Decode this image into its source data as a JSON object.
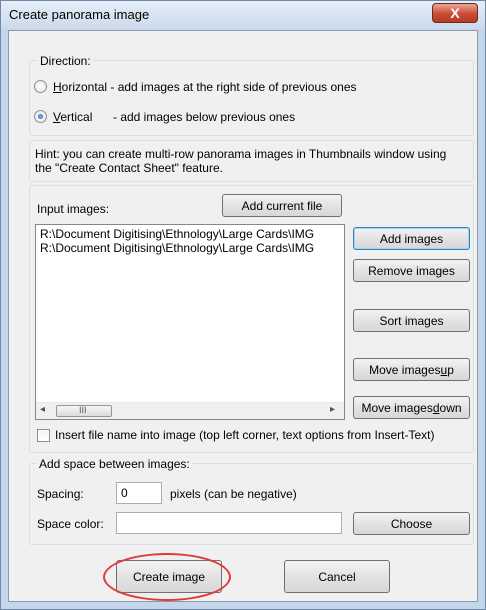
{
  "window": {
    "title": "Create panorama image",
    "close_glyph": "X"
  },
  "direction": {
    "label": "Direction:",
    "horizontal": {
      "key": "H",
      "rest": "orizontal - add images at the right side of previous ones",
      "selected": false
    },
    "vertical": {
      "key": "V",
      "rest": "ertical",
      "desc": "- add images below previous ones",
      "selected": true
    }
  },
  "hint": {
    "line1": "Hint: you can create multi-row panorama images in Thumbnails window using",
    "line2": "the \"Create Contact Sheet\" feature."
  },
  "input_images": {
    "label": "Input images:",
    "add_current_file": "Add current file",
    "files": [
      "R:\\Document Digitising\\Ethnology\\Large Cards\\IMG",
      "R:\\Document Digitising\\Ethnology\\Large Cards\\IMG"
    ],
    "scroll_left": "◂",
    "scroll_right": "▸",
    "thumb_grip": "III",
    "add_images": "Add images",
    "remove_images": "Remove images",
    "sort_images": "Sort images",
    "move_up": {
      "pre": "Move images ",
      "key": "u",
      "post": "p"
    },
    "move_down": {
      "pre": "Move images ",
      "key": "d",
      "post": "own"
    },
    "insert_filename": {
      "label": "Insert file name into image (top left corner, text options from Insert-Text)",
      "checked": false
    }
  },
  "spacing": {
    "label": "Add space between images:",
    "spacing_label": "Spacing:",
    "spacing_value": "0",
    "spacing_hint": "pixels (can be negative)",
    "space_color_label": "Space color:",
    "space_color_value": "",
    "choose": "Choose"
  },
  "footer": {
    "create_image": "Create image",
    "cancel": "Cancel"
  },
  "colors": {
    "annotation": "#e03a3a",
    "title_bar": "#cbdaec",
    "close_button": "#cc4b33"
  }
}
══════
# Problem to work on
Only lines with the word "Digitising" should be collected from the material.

# Written solution
      "R:\\Document Digitising\\Ethnology\\Large Cards\\IMG",
      "R:\\Document Digitising\\Ethnology\\Large Cards\\IMG"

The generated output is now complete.